In the records, find every line with the word "Documents" and copy it out.

Dataset items

########

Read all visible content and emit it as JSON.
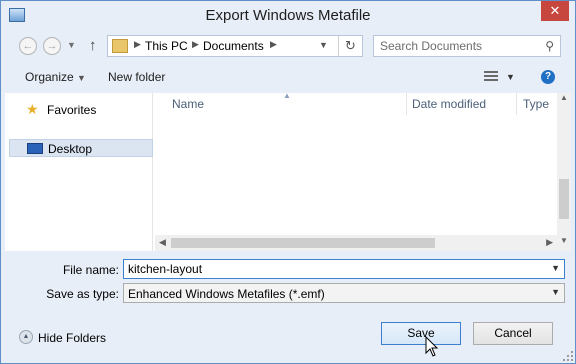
{
  "window": {
    "title": "Export Windows Metafile"
  },
  "address_bar": {
    "crumbs": [
      "This PC",
      "Documents"
    ]
  },
  "search": {
    "placeholder": "Search Documents"
  },
  "toolbar": {
    "organize_label": "Organize",
    "new_folder_label": "New folder"
  },
  "nav_pane": {
    "items": [
      {
        "label": "Favorites",
        "icon": "star-icon"
      },
      {
        "label": "Desktop",
        "icon": "desktop-icon",
        "selected": true
      }
    ]
  },
  "file_list": {
    "columns": [
      "Name",
      "Date modified",
      "Type"
    ]
  },
  "form": {
    "file_name_label": "File name:",
    "file_name_value": "kitchen-layout",
    "save_type_label": "Save as type:",
    "save_type_value": "Enhanced Windows Metafiles (*.emf)"
  },
  "footer": {
    "hide_folders_label": "Hide Folders",
    "save_label": "Save",
    "cancel_label": "Cancel"
  },
  "colors": {
    "window_bg": "#e8eef7",
    "window_border": "#5f8fc8",
    "close_button": "#c7463e",
    "focus_border": "#3c7fd1",
    "selection": "#dbe5f1"
  }
}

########

◆ **Completed exercise**
      "Documents"
    "placeholder": "Search Documents"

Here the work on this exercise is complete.